by Michelle Douglas
When my third book was released for publication, my DH—wonderful man that he is—surprised me with a Pandora bracelet complete with two charms to represent my first two books.
His Christmas Angel
The Loner’s Guarded Heart
He didn’t know what to get me for Book 3—The Aristocrat and the Single Mum. So he presented the bracelet to me with the promise that we would go shopping for the third charm…and for every charm thereafter.
Yes, that’s right. He buys me a new charm for each book as a celebration and acknowledgement of an accomplishment achieved. And, yes, each charm does have its own little story.
This is the charm for my May book—The Man Who Saw Her Beauty. (June in Aust/NZ).
Isn’t it the sweetest little teacup? Here’s the reason why I chose it...
Set up: My hero has come to apologise to my heroine for bawling her out earlier. She finds him VERY unsettling, but has offered him tea.
“Tea would be great. If you’re sure it isn’t any trouble.”
He’d donned his very best manners. And just like that Blair didn’t want him to apologise any more. She wanted him and his disturbing presence and her even more disturbing reaction to him to walk out through that door and leave her in peace.
For a brief moment today she’d experienced something she hadn’t felt in quite some time—optimism. She’d felt she had something of value to offer someone. And then this man had come along and deflated it with his harsh words and dismissive attitude.
Still, it had been refreshing to be abused rather than mollycoddled.
She snapped herself back into the present and put the jug on to boil, spooned tea into the pot. Nicholas and his unnerving masculinity weren’t going to walk out through that door just yet, because she’d offered him tea as hospitality demanded. The sooner the tea was done, the sooner he’d leave.
She chose her aunts tiniest teacups instead of her usual generous mugs.

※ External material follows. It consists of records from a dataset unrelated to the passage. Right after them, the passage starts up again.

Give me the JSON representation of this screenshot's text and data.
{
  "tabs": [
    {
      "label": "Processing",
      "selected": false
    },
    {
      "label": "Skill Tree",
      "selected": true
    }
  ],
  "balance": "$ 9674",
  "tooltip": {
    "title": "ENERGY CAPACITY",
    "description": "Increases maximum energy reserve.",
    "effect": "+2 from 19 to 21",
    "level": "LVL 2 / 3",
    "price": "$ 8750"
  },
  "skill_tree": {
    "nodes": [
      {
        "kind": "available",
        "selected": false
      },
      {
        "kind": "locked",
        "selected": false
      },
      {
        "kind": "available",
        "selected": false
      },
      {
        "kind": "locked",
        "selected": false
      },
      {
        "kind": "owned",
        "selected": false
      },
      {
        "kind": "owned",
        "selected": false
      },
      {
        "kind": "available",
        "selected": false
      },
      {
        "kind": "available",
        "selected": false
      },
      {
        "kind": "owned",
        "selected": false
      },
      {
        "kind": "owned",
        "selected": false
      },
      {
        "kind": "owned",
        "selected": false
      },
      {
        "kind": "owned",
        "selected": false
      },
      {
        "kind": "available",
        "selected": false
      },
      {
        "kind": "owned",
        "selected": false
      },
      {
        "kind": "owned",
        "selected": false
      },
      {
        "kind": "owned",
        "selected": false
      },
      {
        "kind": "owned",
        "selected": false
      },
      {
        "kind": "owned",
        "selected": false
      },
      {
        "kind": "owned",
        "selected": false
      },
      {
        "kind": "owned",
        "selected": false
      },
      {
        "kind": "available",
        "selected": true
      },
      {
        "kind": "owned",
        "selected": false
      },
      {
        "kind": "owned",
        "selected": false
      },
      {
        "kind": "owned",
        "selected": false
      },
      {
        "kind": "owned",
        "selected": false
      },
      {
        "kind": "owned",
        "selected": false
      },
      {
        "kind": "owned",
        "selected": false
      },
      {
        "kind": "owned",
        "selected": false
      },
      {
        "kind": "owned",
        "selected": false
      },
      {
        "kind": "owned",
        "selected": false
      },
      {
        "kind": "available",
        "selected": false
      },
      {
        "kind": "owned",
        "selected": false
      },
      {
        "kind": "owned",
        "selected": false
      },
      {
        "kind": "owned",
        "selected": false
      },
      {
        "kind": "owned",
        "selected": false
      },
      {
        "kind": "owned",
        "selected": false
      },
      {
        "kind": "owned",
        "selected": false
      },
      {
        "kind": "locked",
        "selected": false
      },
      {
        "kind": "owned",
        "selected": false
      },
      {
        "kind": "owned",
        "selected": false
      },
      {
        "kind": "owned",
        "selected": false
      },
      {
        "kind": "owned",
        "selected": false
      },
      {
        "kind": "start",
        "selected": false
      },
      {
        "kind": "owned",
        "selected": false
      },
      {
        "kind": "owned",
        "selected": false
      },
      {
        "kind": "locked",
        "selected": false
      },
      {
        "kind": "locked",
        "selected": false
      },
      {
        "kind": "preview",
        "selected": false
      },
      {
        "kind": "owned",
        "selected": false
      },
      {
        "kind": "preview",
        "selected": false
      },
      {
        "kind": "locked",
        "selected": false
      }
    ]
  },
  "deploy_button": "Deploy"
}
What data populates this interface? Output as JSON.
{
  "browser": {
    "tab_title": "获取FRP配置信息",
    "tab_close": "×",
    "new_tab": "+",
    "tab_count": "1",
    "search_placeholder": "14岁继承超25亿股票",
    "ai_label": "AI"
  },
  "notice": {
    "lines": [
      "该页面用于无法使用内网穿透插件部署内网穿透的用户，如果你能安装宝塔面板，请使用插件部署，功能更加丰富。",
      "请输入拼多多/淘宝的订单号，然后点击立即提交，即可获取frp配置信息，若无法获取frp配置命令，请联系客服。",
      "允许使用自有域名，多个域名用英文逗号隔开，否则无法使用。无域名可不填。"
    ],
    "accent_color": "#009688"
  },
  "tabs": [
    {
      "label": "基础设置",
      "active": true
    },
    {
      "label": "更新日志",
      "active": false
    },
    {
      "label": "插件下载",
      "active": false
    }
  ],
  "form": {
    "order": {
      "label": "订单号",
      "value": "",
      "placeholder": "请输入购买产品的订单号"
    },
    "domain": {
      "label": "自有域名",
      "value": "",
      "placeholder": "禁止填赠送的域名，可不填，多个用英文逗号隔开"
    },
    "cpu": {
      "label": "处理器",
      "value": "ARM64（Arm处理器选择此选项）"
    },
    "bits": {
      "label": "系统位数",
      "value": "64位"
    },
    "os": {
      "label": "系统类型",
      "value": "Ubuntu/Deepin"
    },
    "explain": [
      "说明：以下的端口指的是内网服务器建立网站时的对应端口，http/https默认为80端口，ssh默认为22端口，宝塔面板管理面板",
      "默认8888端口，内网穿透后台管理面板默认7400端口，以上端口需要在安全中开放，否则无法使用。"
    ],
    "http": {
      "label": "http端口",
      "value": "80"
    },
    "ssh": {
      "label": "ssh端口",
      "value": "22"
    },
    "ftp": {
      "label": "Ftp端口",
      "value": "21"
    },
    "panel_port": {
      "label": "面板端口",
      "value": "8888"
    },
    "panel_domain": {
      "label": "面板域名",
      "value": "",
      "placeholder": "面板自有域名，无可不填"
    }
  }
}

Of course, Blair then can’t help noticing how: His big hand on the tiny teacup should’ve looked clumsy, but it didn’t.
And a little later Nick can’t help thinking: Blair’s aunt would’ve given him tea in a mug, but Blair had sophisticated city ways. She had gloss and elegance.
Somehow the tiny teacups in that scene became symbolic to me of the conflict between my heroine and hero. Every time I glance at the charm on my bracelet I find myself smiling.
I can’t tell you how much I love this bracelet. Not because of its material worth or how cute and pretty it is, but for what it represents.
I'd love to know if you have a piece of jewellery (other than wedding or engagement rings because they have a special significance all of their own) that has a special significance…or that just makes you smile?